### Exercise brief
Every line that appears in the listing is to be set down verbatim.

### Input records
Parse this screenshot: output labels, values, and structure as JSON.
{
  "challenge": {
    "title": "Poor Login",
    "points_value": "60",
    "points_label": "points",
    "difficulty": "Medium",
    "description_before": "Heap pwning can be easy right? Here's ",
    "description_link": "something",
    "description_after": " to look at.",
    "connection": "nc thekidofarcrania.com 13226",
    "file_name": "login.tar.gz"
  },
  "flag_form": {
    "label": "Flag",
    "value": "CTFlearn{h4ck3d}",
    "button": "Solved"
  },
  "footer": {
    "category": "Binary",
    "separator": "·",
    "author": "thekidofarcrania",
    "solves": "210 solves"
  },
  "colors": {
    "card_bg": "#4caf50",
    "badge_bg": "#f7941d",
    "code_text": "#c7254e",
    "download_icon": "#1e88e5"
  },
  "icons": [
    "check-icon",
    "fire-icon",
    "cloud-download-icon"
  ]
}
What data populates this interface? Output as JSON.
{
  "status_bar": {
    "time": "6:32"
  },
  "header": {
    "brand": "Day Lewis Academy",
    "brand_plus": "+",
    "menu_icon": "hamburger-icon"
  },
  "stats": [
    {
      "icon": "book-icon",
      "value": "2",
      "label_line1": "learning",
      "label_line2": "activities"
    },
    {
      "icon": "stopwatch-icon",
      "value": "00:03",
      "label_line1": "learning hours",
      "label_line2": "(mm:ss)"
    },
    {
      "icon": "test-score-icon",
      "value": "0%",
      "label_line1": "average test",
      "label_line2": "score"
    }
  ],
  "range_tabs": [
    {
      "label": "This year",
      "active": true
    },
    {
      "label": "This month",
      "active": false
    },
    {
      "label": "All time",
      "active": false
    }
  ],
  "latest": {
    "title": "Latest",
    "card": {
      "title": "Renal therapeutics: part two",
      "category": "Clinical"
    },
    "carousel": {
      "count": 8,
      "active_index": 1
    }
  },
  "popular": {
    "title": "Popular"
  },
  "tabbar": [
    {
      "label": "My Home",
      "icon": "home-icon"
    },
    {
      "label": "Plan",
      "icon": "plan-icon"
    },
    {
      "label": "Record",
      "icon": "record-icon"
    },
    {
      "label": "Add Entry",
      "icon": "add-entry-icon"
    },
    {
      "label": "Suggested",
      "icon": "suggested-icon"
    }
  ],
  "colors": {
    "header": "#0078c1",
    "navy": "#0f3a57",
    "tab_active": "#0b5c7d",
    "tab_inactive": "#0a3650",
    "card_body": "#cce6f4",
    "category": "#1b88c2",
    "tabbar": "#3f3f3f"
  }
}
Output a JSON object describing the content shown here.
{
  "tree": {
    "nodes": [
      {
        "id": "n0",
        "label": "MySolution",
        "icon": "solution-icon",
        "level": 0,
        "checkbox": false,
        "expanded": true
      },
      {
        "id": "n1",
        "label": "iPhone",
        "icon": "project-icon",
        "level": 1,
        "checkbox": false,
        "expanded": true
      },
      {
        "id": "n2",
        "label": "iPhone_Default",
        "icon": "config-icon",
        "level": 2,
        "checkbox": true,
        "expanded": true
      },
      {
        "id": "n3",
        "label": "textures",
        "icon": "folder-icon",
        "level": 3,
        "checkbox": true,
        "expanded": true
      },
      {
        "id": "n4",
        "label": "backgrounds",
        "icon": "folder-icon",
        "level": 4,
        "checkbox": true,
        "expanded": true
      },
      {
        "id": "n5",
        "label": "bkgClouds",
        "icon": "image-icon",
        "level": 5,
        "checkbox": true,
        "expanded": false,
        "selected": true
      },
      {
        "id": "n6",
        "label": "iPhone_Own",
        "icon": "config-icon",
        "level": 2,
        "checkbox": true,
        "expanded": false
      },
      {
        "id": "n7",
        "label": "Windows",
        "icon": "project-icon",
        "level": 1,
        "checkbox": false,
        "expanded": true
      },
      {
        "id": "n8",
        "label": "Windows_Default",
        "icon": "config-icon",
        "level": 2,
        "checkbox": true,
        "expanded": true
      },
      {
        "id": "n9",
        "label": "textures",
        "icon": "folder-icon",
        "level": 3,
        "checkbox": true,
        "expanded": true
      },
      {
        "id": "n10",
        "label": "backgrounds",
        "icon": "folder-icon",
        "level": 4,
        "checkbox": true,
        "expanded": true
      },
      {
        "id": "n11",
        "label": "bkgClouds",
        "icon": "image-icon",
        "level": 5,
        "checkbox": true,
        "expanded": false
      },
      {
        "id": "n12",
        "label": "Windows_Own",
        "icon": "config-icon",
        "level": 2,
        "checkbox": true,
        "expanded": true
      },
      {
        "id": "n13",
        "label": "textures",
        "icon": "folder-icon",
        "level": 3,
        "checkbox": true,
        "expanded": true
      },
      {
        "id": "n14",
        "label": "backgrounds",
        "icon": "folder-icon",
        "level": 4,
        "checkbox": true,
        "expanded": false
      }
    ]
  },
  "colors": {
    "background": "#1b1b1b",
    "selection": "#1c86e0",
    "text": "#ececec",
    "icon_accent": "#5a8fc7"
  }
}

### Exercise solution
Parse this screenshot: output labels, values, and structure as JSON.
{
  "challenge": {
    "title": "Poor Login",
    "points_value": "60",
    "points_label": "points",
    "difficulty": "Medium",
    "description_before": "Heap pwning can be easy right? Here's ",
    "description_link": "something",
    "description_after": " to look at.",
    "connection": "nc thekidofarcrania.com 13226",
    "file_name": "login.tar.gz"
  },
  "flag_form": {
    "label": "Flag",
    "value": "CTFlearn{h4ck3d}",
    "button": "Solved"
  },
  "footer": {
    "category": "Binary",
    "separator": "·",
    "author": "thekidofarcrania",
    "solves": "210 solves"
  },
  "colors": {
    "card_bg": "#4caf50",
    "badge_bg": "#f7941d",
    "code_text": "#c7254e",
    "download_icon": "#1e88e5"
  },
  "icons": [
    "check-icon",
    "fire-icon",
    "cloud-download-icon"
  ]
}
What data populates this interface? Output as JSON.
{
  "status_bar": {
    "time": "6:32"
  },
  "header": {
    "brand": "Day Lewis Academy",
    "brand_plus": "+",
    "menu_icon": "hamburger-icon"
  },
  "stats": [
    {
      "icon": "book-icon",
      "value": "2",
      "label_line1": "learning",
      "label_line2": "activities"
    },
    {
      "icon": "stopwatch-icon",
      "value": "00:03",
      "label_line1": "learning hours",
      "label_line2": "(mm:ss)"
    },
    {
      "icon": "test-score-icon",
      "value": "0%",
      "label_line1": "average test",
      "label_line2": "score"
    }
  ],
  "range_tabs": [
    {
      "label": "This year",
      "active": true
    },
    {
      "label": "This month",
      "active": false
    },
    {
      "label": "All time",
      "active": false
    }
  ],
  "latest": {
    "title": "Latest",
    "card": {
      "title": "Renal therapeutics: part two",
      "category": "Clinical"
    },
    "carousel": {
      "count": 8,
      "active_index": 1
    }
  },
  "popular": {
    "title": "Popular"
  },
  "tabbar": [
    {
      "label": "My Home",
      "icon": "home-icon"
    },
    {
      "label": "Plan",
      "icon": "plan-icon"
    },
    {
      "label": "Record",
      "icon": "record-icon"
    },
    {
      "label": "Add Entry",
      "icon": "add-entry-icon"
    },
    {
      "label": "Suggested",
      "icon": "suggested-icon"
    }
  ],
  "colors": {
    "header": "#0078c1",
    "navy": "#0f3a57",
    "tab_active": "#0b5c7d",
    "tab_inactive": "#0a3650",
    "card_body": "#cce6f4",
    "category": "#1b88c2",
    "tabbar": "#3f3f3f"
  }
}
Output a JSON object describing the content shown here.
{
  "tree": {
    "nodes": [
      {
        "id": "n0",
        "label": "MySolution",
        "icon": "solution-icon",
        "level": 0,
        "checkbox": false,
        "expanded": true
      },
      {
        "id": "n1",
        "label": "iPhone",
        "icon": "project-icon",
        "level": 1,
        "checkbox": false,
        "expanded": true
      },
      {
        "id": "n2",
        "label": "iPhone_Default",
        "icon": "config-icon",
        "level": 2,
        "checkbox": true,
        "expanded": true
      },
      {
        "id": "n3",
        "label": "textures",
        "icon": "folder-icon",
        "level": 3,
        "checkbox": true,
        "expanded": true
      },
      {
        "id": "n4",
        "label": "backgrounds",
        "icon": "folder-icon",
        "level": 4,
        "checkbox": true,
        "expanded": true
      },
      {
        "id": "n5",
        "label": "bkgClouds",
        "icon": "image-icon",
        "level": 5,
        "checkbox": true,
        "expanded": false,
        "selected": true
      },
      {
        "id": "n6",
        "label": "iPhone_Own",
        "icon": "config-icon",
        "level": 2,
        "checkbox": true,
        "expanded": false
      },
      {
        "id": "n7",
        "label": "Windows",
        "icon": "project-icon",
        "level": 1,
        "checkbox": false,
        "expanded": true
      },
      {
        "id": "n8",
        "label": "Windows_Default",
        "icon": "config-icon",
        "level": 2,
        "checkbox": true,
        "expanded": true
      },
      {
        "id": "n9",
        "label": "textures",
        "icon": "folder-icon",
        "level": 3,
        "checkbox": true,
        "expanded": true
      },
      {
        "id": "n10",
        "label": "backgrounds",
        "icon": "folder-icon",
        "level": 4,
        "checkbox": true,
        "expanded": true
      },
      {
        "id": "n11",
        "label": "bkgClouds",
        "icon": "image-icon",
        "level": 5,
        "checkbox": true,
        "expanded": false
      },
      {
        "id": "n12",
        "label": "Windows_Own",
        "icon": "config-icon",
        "level": 2,
        "checkbox": true,
        "expanded": true
      },
      {
        "id": "n13",
        "label": "textures",
        "icon": "folder-icon",
        "level": 3,
        "checkbox": true,
        "expanded": true
      },
      {
        "id": "n14",
        "label": "backgrounds",
        "icon": "folder-icon",
        "level": 4,
        "checkbox": true,
        "expanded": false
      }
    ]
  },
  "colors": {
    "background": "#1b1b1b",
    "selection": "#1c86e0",
    "text": "#ececec",
    "icon_accent": "#5a8fc7"
  }
}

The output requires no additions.